WHAT THIS TASK INVOLVES:
Copy out the data below. Keep every word as it is.

GIVEN DATA:
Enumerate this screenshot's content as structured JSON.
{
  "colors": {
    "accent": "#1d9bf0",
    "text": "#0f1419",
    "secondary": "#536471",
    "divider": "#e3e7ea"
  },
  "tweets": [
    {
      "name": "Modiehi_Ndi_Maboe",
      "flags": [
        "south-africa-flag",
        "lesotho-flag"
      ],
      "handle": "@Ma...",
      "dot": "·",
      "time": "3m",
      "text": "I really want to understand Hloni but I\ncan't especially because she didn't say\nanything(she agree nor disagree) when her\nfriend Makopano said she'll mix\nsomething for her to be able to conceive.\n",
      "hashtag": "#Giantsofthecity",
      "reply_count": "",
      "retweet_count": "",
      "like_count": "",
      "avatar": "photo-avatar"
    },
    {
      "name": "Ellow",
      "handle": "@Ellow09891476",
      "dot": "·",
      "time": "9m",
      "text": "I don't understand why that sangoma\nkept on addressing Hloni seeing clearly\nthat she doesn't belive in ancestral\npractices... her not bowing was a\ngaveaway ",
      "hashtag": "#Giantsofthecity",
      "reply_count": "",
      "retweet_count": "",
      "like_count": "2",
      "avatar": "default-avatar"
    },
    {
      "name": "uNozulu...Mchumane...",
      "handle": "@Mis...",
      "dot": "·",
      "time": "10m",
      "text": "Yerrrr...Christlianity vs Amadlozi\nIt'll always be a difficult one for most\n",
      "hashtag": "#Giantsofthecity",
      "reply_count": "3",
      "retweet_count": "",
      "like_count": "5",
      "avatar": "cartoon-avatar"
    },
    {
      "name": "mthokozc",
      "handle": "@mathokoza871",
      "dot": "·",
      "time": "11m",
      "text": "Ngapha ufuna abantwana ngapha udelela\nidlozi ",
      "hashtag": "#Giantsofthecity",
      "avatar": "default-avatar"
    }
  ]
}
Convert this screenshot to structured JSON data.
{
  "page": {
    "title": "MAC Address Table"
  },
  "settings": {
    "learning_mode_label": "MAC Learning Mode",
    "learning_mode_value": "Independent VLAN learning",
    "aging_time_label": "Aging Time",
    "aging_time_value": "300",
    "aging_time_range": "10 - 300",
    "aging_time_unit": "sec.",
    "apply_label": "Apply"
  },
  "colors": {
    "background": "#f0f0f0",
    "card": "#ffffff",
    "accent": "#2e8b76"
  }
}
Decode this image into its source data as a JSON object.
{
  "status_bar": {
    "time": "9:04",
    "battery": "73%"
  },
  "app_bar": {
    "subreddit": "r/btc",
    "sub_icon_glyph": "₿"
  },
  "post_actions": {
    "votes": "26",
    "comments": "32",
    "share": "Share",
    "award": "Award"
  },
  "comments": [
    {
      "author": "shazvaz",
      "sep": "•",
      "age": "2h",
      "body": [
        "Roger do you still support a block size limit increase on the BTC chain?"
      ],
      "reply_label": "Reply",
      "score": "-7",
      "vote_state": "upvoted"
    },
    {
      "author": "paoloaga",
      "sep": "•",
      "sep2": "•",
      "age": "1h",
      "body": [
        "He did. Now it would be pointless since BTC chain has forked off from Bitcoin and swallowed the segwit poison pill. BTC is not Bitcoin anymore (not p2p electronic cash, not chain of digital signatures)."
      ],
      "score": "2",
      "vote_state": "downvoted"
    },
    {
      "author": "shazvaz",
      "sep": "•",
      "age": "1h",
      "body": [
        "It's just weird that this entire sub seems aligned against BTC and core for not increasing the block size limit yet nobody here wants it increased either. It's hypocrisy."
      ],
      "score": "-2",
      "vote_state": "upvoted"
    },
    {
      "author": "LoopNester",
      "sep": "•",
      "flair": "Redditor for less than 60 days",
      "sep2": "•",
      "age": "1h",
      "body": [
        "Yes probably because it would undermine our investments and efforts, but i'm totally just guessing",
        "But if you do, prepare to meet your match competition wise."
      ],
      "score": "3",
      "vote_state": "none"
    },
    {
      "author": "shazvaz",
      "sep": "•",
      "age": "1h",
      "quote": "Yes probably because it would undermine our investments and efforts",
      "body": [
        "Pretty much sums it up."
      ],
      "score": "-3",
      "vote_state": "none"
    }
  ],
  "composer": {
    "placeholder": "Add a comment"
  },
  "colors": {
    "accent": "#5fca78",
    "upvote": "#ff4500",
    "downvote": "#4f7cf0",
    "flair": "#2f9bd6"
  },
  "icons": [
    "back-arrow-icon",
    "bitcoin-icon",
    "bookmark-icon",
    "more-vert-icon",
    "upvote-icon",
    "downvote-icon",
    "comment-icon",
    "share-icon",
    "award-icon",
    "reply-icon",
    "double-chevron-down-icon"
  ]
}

ANSWER BOX:
Enumerate this screenshot's content as structured JSON.
{
  "colors": {
    "accent": "#1d9bf0",
    "text": "#0f1419",
    "secondary": "#536471",
    "divider": "#e3e7ea"
  },
  "tweets": [
    {
      "name": "Modiehi_Ndi_Maboe",
      "flags": [
        "south-africa-flag",
        "lesotho-flag"
      ],
      "handle": "@Ma...",
      "dot": "·",
      "time": "3m",
      "text": "I really want to understand Hloni but I\ncan't especially because she didn't say\nanything(she agree nor disagree) when her\nfriend Makopano said she'll mix\nsomething for her to be able to conceive.\n",
      "hashtag": "#Giantsofthecity",
      "reply_count": "",
      "retweet_count": "",
      "like_count": "",
      "avatar": "photo-avatar"
    },
    {
      "name": "Ellow",
      "handle": "@Ellow09891476",
      "dot": "·",
      "time": "9m",
      "text": "I don't understand why that sangoma\nkept on addressing Hloni seeing clearly\nthat she doesn't belive in ancestral\npractices... her not bowing was a\ngaveaway ",
      "hashtag": "#Giantsofthecity",
      "reply_count": "",
      "retweet_count": "",
      "like_count": "2",
      "avatar": "default-avatar"
    },
    {
      "name": "uNozulu...Mchumane...",
      "handle": "@Mis...",
      "dot": "·",
      "time": "10m",
      "text": "Yerrrr...Christlianity vs Amadlozi\nIt'll always be a difficult one for most\n",
      "hashtag": "#Giantsofthecity",
      "reply_count": "3",
      "retweet_count": "",
      "like_count": "5",
      "avatar": "cartoon-avatar"
    },
    {
      "name": "mthokozc",
      "handle": "@mathokoza871",
      "dot": "·",
      "time": "11m",
      "text": "Ngapha ufuna abantwana ngapha udelela\nidlozi ",
      "hashtag": "#Giantsofthecity",
      "avatar": "default-avatar"
    }
  ]
}
Convert this screenshot to structured JSON data.
{
  "page": {
    "title": "MAC Address Table"
  },
  "settings": {
    "learning_mode_label": "MAC Learning Mode",
    "learning_mode_value": "Independent VLAN learning",
    "aging_time_label": "Aging Time",
    "aging_time_value": "300",
    "aging_time_range": "10 - 300",
    "aging_time_unit": "sec.",
    "apply_label": "Apply"
  },
  "colors": {
    "background": "#f0f0f0",
    "card": "#ffffff",
    "accent": "#2e8b76"
  }
}
Decode this image into its source data as a JSON object.
{
  "status_bar": {
    "time": "9:04",
    "battery": "73%"
  },
  "app_bar": {
    "subreddit": "r/btc",
    "sub_icon_glyph": "₿"
  },
  "post_actions": {
    "votes": "26",
    "comments": "32",
    "share": "Share",
    "award": "Award"
  },
  "comments": [
    {
      "author": "shazvaz",
      "sep": "•",
      "age": "2h",
      "body": [
        "Roger do you still support a block size limit increase on the BTC chain?"
      ],
      "reply_label": "Reply",
      "score": "-7",
      "vote_state": "upvoted"
    },
    {
      "author": "paoloaga",
      "sep": "•",
      "sep2": "•",
      "age": "1h",
      "body": [
        "He did. Now it would be pointless since BTC chain has forked off from Bitcoin and swallowed the segwit poison pill. BTC is not Bitcoin anymore (not p2p electronic cash, not chain of digital signatures)."
      ],
      "score": "2",
      "vote_state": "downvoted"
    },
    {
      "author": "shazvaz",
      "sep": "•",
      "age": "1h",
      "body": [
        "It's just weird that this entire sub seems aligned against BTC and core for not increasing the block size limit yet nobody here wants it increased either. It's hypocrisy."
      ],
      "score": "-2",
      "vote_state": "upvoted"
    },
    {
      "author": "LoopNester",
      "sep": "•",
      "flair": "Redditor for less than 60 days",
      "sep2": "•",
      "age": "1h",
      "body": [
        "Yes probably because it would undermine our investments and efforts, but i'm totally just guessing",
        "But if you do, prepare to meet your match competition wise."
      ],
      "score": "3",
      "vote_state": "none"
    },
    {
      "author": "shazvaz",
      "sep": "•",
      "age": "1h",
      "quote": "Yes probably because it would undermine our investments and efforts",
      "body": [
        "Pretty much sums it up."
      ],
      "score": "-3",
      "vote_state": "none"
    }
  ],
  "composer": {
    "placeholder": "Add a comment"
  },
  "colors": {
    "accent": "#5fca78",
    "upvote": "#ff4500",
    "downvote": "#4f7cf0",
    "flair": "#2f9bd6"
  },
  "icons": [
    "back-arrow-icon",
    "bitcoin-icon",
    "bookmark-icon",
    "more-vert-icon",
    "upvote-icon",
    "downvote-icon",
    "comment-icon",
    "share-icon",
    "award-icon",
    "reply-icon",
    "double-chevron-down-icon"
  ]
}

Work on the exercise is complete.